The port blockages, along with strikes by oil workers, civil servants, tribesmen and other protesters at oilfields across the desert country, have cut vital oil exports to 110,000 barrels per day from more than 1 million in July.
On Tuesday, the eastern autonomy group said it would release three ports - which had previously handled 600,000 barrels of oil exports a day - if Tripoli let it take a share of oil sales and investigated reports of corruption in the industry.
"We have failed to reach a deal on these conditions with this (Tripoli) government," autonomy leader Ibrahim Jathran told reporters at his group's home base in Ajdabiya, west of Benghazi.
"I therefore confirm that we will not reopen the ports for this corrupt government," he said in brief statement.
He said Zeidan's government had let down Libyans after the revolt that ended four decades of Gaddafi rule.
"We want a decent life, rights, security, an army, police and security forces which protect citizens," said Jathran, who was a rebel commander during the NATO-backed uprising.
Jathran used to head a force protecting oil installations until he defected with his heavily armed men in the summer and seized the Ras Lanuf, Es-Sider and Zueitina ports to boost his campaign for more regional autonomy and a greater share of oil sales.
The oil blockages have dried up the main source for the dollars needed to import wheat and other basic foodstuffs. The government has warned it will not be able to pay public sector workers if oil strikes continue.
Oil officials said on Sunday Libya was increasing fuel imports to ease shortages at petrol stations.

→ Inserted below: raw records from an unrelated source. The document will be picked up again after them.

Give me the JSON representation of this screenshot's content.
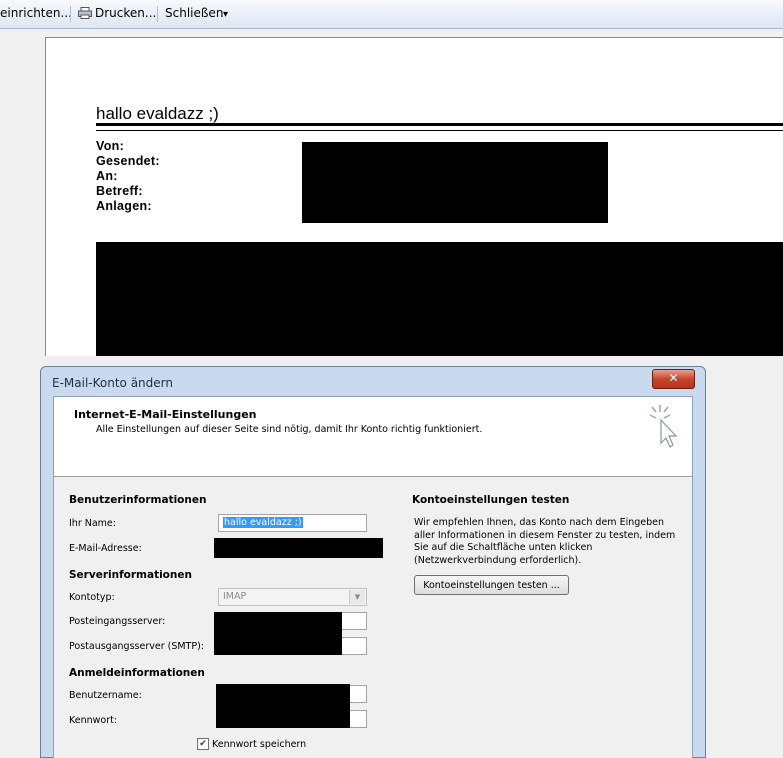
{
  "toolbar": {
    "einrichten": "einrichten...",
    "drucken": "Drucken...",
    "schliessen": "Schließen",
    "more": "▾"
  },
  "preview": {
    "subject_heading": "hallo evaldazz ;)",
    "labels": [
      "Von:",
      "Gesendet:",
      "An:",
      "Betreff:",
      "Anlagen:"
    ]
  },
  "dialog": {
    "title": "E-Mail-Konto ändern",
    "close": "✕",
    "heading": "Internet-E-Mail-Einstellungen",
    "subheading": "Alle Einstellungen auf dieser Seite sind nötig, damit Ihr Konto richtig funktioniert.",
    "benutzer_section": "Benutzerinformationen",
    "name_label": "Ihr Name:",
    "name_value": "hallo evaldazz ;)",
    "email_label": "E-Mail-Adresse:",
    "server_section": "Serverinformationen",
    "kontotyp_label": "Kontotyp:",
    "kontotyp_value": "IMAP",
    "posteingang_label": "Posteingangsserver:",
    "postausgang_label": "Postausgangsserver (SMTP):",
    "anmelde_section": "Anmeldeinformationen",
    "benutzername_label": "Benutzername:",
    "kennwort_label": "Kennwort:",
    "kennwort_speichern": "Kennwort speichern",
    "kennwort_speichern_checked": true,
    "test_section": "Kontoeinstellungen testen",
    "test_description": "Wir empfehlen Ihnen, das Konto nach dem Eingeben aller Informationen in diesem Fenster zu testen, indem Sie auf die Schaltfläche unten klicken (Netzwerkverbindung erforderlich).",
    "test_button": "Kontoeinstellungen testen ..."
  }
}
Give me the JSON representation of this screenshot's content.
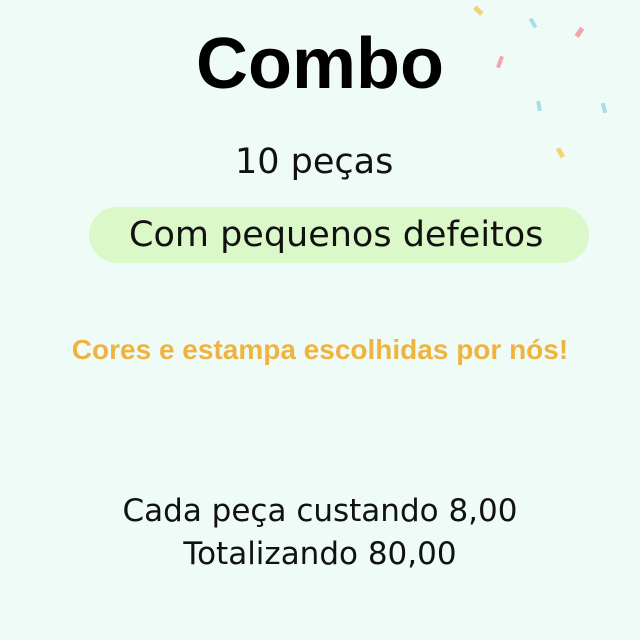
{
  "title": "Combo",
  "quantity": "10 peças",
  "condition_badge": "Com pequenos defeitos",
  "note": "Cores e estampa escolhidas por nós!",
  "price": {
    "line1": "Cada peça custando 8,00",
    "line2": "Totalizando 80,00"
  },
  "colors": {
    "background": "#effbf6",
    "badge": "#dbf8c8",
    "note": "#efb43f",
    "text": "#111111"
  },
  "decoration": "confetti"
}
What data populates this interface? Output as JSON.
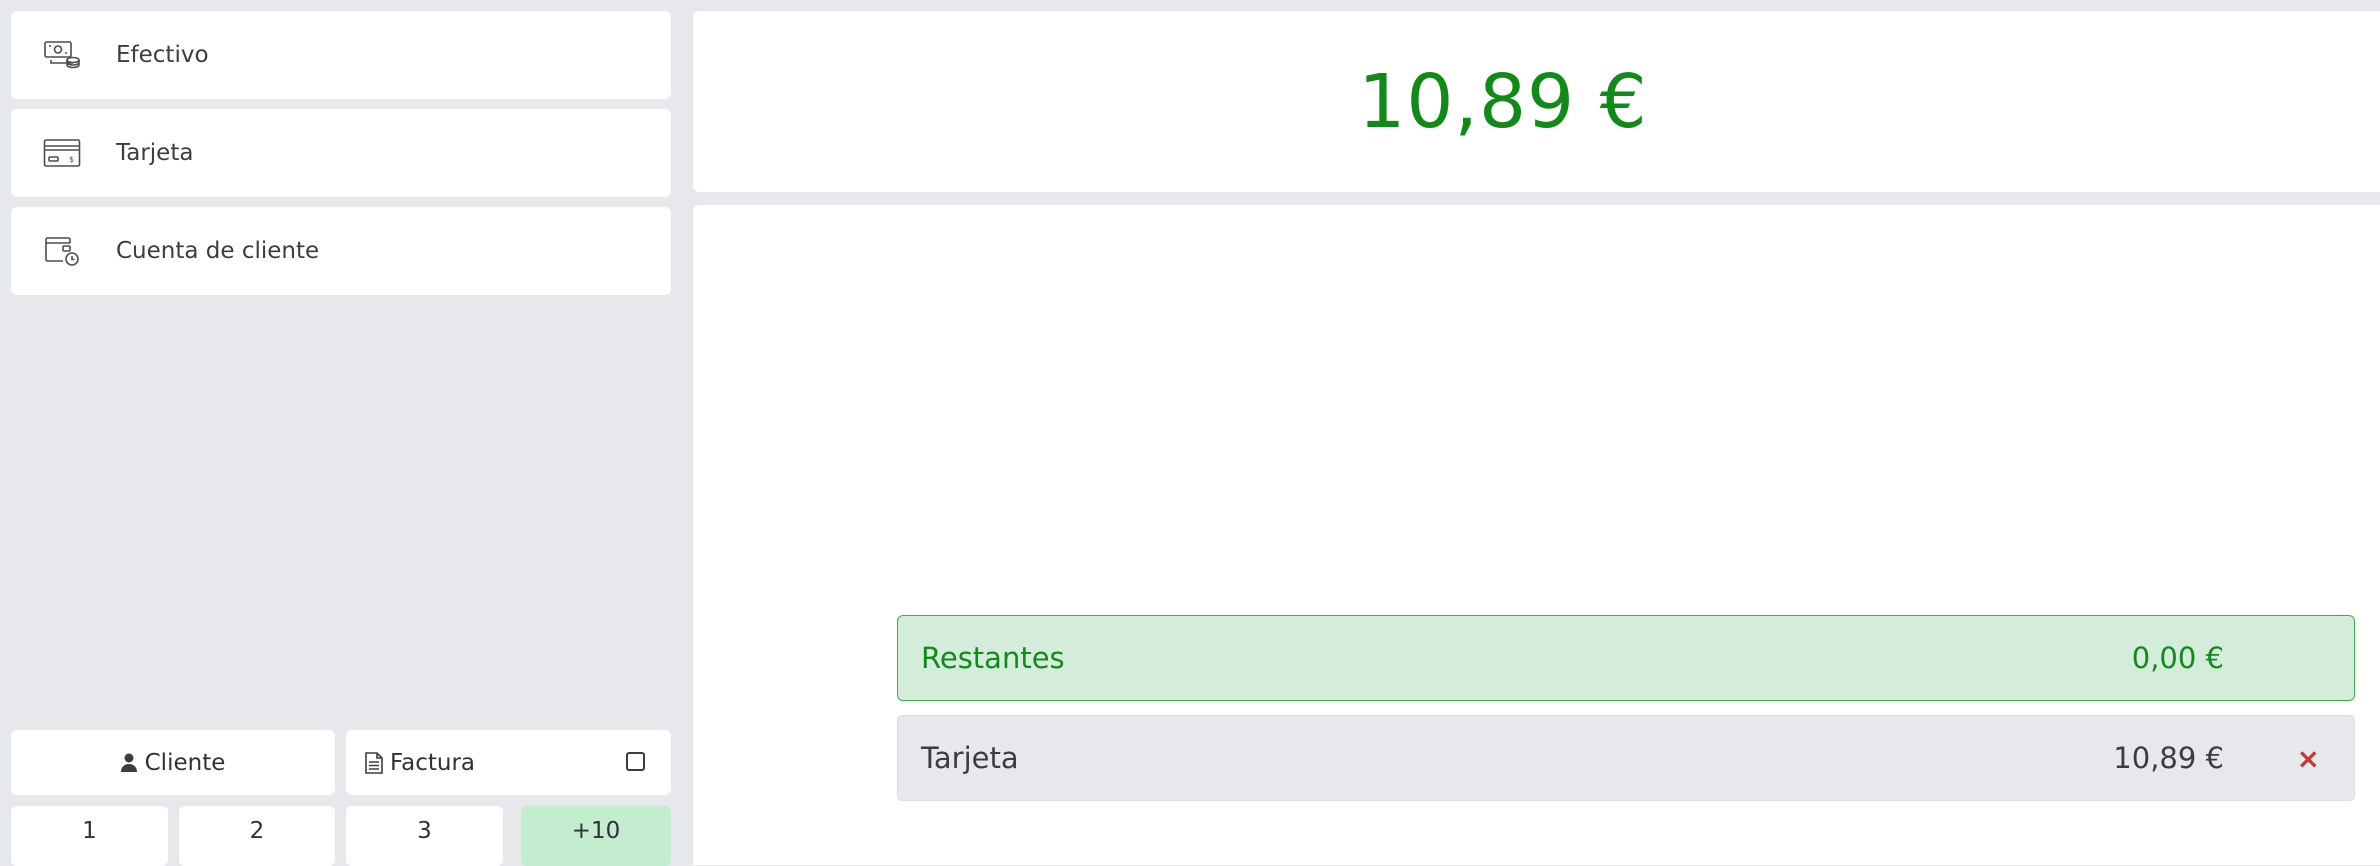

There was no immediate comment from Tripoli on Jathran's statement. Deputy Oil Minister Omar Shakmak declined to comment when asked by reporters at a news conference on fuel imports.
Officials have refused to recognise the self-declared eastern government and warned that Tripoli would attack any tanker trying to load oil at seized ports.
For more information about related Opportunities and Key Players visit Libya Oil and Gas Projects